Thirdly, Trump announced that he would impose “the highest level of economic sanctions” on Iran. There is no justification for this in international law, and it amounts in effect to a declaration of war. That does not mean an actual shooting war, although Israel would clearly like the US to do so on its behalf. The capacity of Iran and its allies to respond with devastating effect makes a shooting war improbable, although it cannot be entirely ruled out.


The American use of sanctions, long a tool of economic and political blackmail, has a wider dimension than when the JCP0A was negotiated. In 2017 the US Congress passed the Countering America’s Adversaries Through Sanctions Act (CAATSA). This Act reserves to the United States the right to impose sanctions on any third country that deals with any country designated by the Americans as an adversary, as is the case with Iran.


This Act is completely contrary to the United States’ obligations under the World Trade Organisation and other trade agreements.
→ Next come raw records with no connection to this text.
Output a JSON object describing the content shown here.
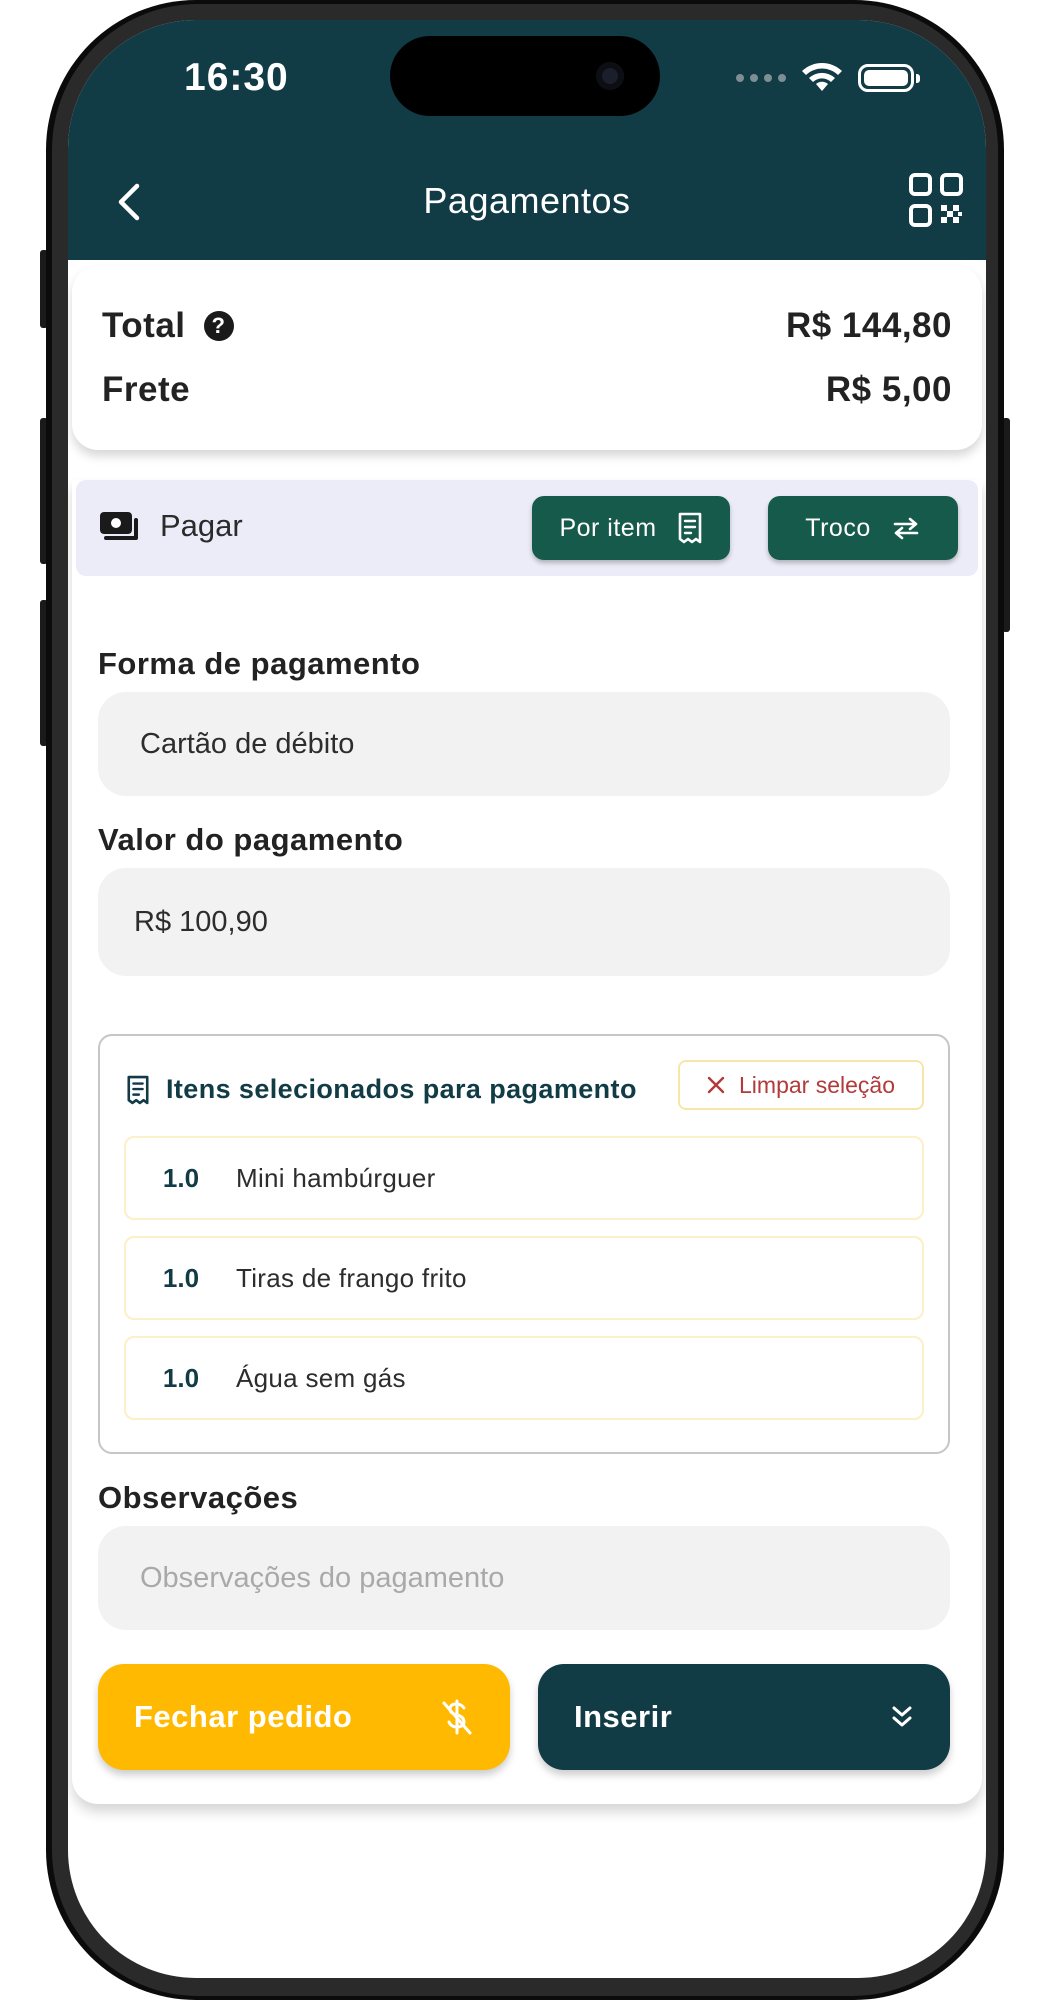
{
  "status_bar": {
    "time": "16:30"
  },
  "header": {
    "title": "Pagamentos"
  },
  "totals": {
    "total_label": "Total",
    "total_value": "R$ 144,80",
    "frete_label": "Frete",
    "frete_value": "R$ 5,00"
  },
  "pay_bar": {
    "label": "Pagar",
    "por_item_label": "Por item",
    "troco_label": "Troco"
  },
  "payment_method": {
    "label": "Forma de pagamento",
    "value": "Cartão de débito"
  },
  "payment_value": {
    "label": "Valor do pagamento",
    "value": "R$ 100,90"
  },
  "selected_items": {
    "title": "Itens selecionados para pagamento",
    "clear_label": "Limpar seleção",
    "items": [
      {
        "qty": "1.0",
        "name": "Mini hambúrguer"
      },
      {
        "qty": "1.0",
        "name": "Tiras de frango frito"
      },
      {
        "qty": "1.0",
        "name": "Água sem gás"
      }
    ]
  },
  "observations": {
    "label": "Observações",
    "placeholder": "Observações do pagamento"
  },
  "actions": {
    "close_label": "Fechar pedido",
    "insert_label": "Inserir"
  },
  "colors": {
    "header": "#113b45",
    "primary_green": "#165a4b",
    "accent_yellow": "#ffb900",
    "danger": "#b23a3a"
  }
}
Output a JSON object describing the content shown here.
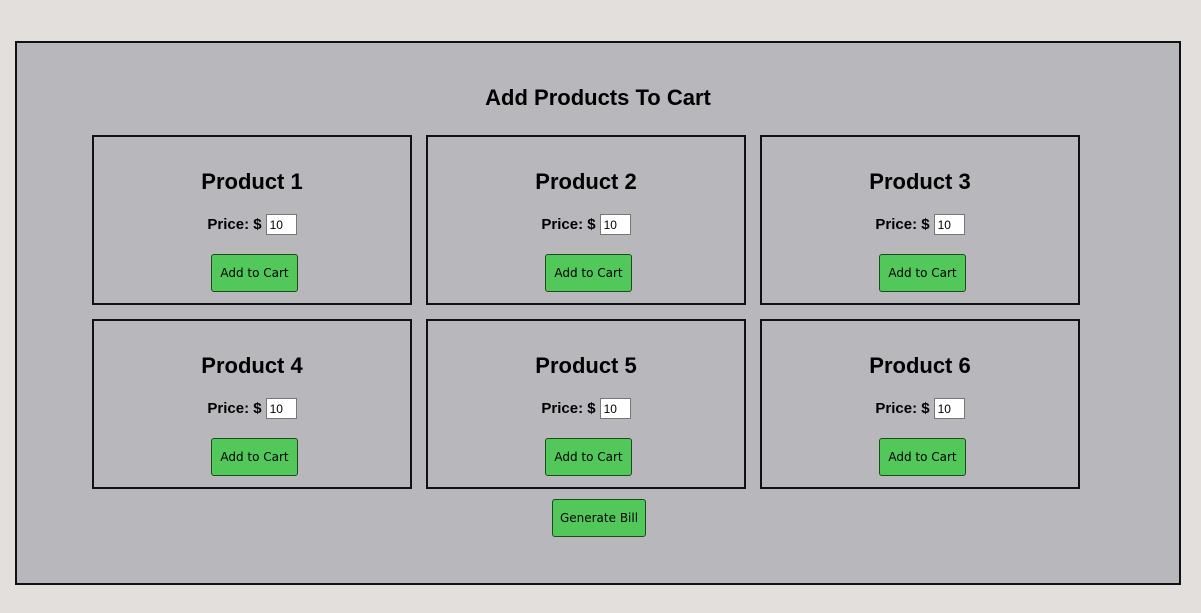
{
  "page": {
    "title": "Add Products To Cart"
  },
  "products": [
    {
      "name": "Product 1",
      "price_label": "Price: $",
      "price_value": "10",
      "button_label": "Add to Cart"
    },
    {
      "name": "Product 2",
      "price_label": "Price: $",
      "price_value": "10",
      "button_label": "Add to Cart"
    },
    {
      "name": "Product 3",
      "price_label": "Price: $",
      "price_value": "10",
      "button_label": "Add to Cart"
    },
    {
      "name": "Product 4",
      "price_label": "Price: $",
      "price_value": "10",
      "button_label": "Add to Cart"
    },
    {
      "name": "Product 5",
      "price_label": "Price: $",
      "price_value": "10",
      "button_label": "Add to Cart"
    },
    {
      "name": "Product 6",
      "price_label": "Price: $",
      "price_value": "10",
      "button_label": "Add to Cart"
    }
  ],
  "actions": {
    "generate_bill_label": "Generate Bill"
  },
  "colors": {
    "page_background": "#e2dfdd",
    "panel_background": "#b8b7bc",
    "button_green": "#52c85a"
  }
}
It is yet another example where the US disregards international obligations in pursuit of its own self-interest.


It is also a complete abrogation of the principle that sovereign countries should be free to pursue their lawful interests without being subject to such crude bullying and blackmail.


The importance of CAATSA in the present context is that after the JCPOA was ratified by the Security Council, a number of European countries entered into multi-billion dollar contracts with Iran. These will now be in jeopardy following the United States’ unilateral withdrawal from the JCPOA and the accompanying announcement about “the highest level of economic sanctions” being applied.


The big unanswered question at this point is whether or not the European nations who signed the JCPOA, namely Germany, France and the United Kingdom, and who have also since signed major contracts with Iran will have the backbone to resist US bullying and blackmail. On past performance it would be unwise to assume that they will remain committed to their announced intention to continue to work with Iran within the JCPOA framework, even without the United States.


The other factor that has changed significantly since the JCPOA was signed is the position of Russia and China. Iran is a central component in the geopolitical strategy of both countries, as Alistair Crooke recently pointed out ( 7 May 2018).


Iran is already an associate member of the Shanghai Corporation Organisation (SCO) and likely to be a full member in the near future. It is a key component of China’s Belt and Road Initiative and has already received substantial infrastructure investment from both Russia and China. Neither country will wish to see its investments, nor its wider geopolitical goals compromised by Trump’s unilateral action.


What Trump has just done will be closely observed by North Korea’s President Kim. He now has little or no motivation to enter into any sort of agreement with the United States, knowing full well that Trump or some future US president could unilaterally disregard any agreement at any time in the future when they decided it suited them.


Trump’s actions have given a devastating blow to US credibility, and it is this factor that in the longer term may have the greatest consequences.


In the emerging multipolar world, the leaders of nations will be faced with a choice: stick with the Americans with all the risks that entails, or elect to deal with the other great powers with a track record of keeping to the agreements and operating within a framework of international law. The answer is increasingly obvious.


James O’Neill *

*Barrister at Law and geopolitical analyst. He may be contacted at